A victim's story
- How did know you'd been a victim of fraud?
At the beginning of September, my roommate mentioned that someone from [a bank] was trying to reach me. Because the phone number started with an area code I didn't recognize, I figured they wanted to sell me banking products and I almost didn't bother calling because I was leaving on vacation the next day. Finally, I called the number and was connected with the fraud department. They asked me if I had an account with the [the said bank] (no), and said they suspected I had been a victim of identity theft. Someone had ordered a credit card online in March, by changing my apartment number, and had rung up close to $14,000 in charges, a sum that was of course never repaid. They suggested I go to a police station to file a complaint and to visit a branch if I wanted more information, which I did.
- What technique was used by the fraudster?
There were a few people in my building (a new condo building) who were victims of the same kind of fraud. The fraudster had our names, our exact addresses and our social insurance numbers. He ordered credit cards online using the right names and addresses, with a small difference: he didn't use the right apartment number. So, neighbours who received letters that weren't addressed to them (but contained the credit cards) left them on top of the mailbox and the fraudster picked them up, just like that. We had warned that if they received a letter not addressed to them, it should not be left on top of the mailbox, but brought directly to the person whose name is on the envelope, or put back in the Canada Post mailbox with a note. But there were some who didn't follow, making easy work for the fraudster.
- Do you think you could have avoided what happened if you had been more vigilant?
It was my first time purchasing a condo. I could have given them cheques without my SIN number, for example. Or I could have asked them why they needed it in the first place. I could have asked more questions.
- What did you lose?
Because it was fraud, I didn't have to pay the amount the fraudster spent. But I wasted a lot of time, going to [the bank] to untangle the story, to the police station to file a complaint, following up with credit agencies to prove my real identity (aside from my apartment number, the fraudster changed other information like the name of my employer), calling other banks from whom the fraudster requested credit cards (requests that were refused, but just to be sure), trying to launch a full police investigation, etc.

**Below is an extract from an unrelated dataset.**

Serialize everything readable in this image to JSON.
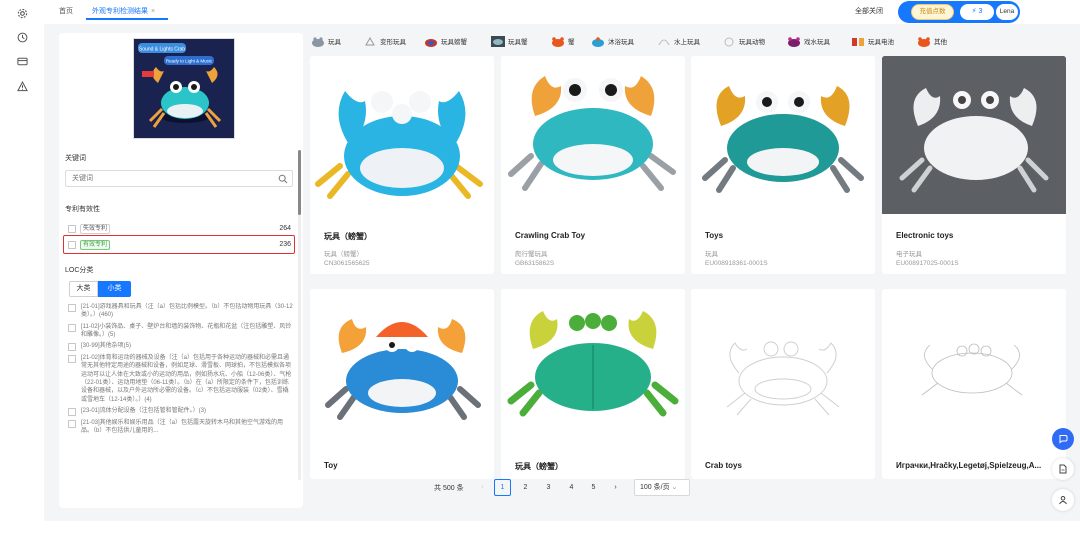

- What's the hardest part about all this?
For most people like me, $14,000 is a large sum of money and it's upsetting to know that dishonest people can pocket ten of thousands of dollars by ordering credit cards online. It was very stressful for me, especially since I left on vacation just after I found out, I was afraid I'd find myself on the other side of the world with no credit card and no money.
- What steps have you taken to make sure this doesn't happen again?
I've increased my security with credit agencies. As a result, I now get a phone call every time a credit card is requested in my name. I've also tried to educate my neighbours on how to protect themselves, don't leave envelopes on top of mailboxes and check with credit agencies to see if you've been a victim of fraud. If [the bank] hadn't called me, I would never have given it a second thought.
- What advice do you have for others?
Follow your instincts and be aware.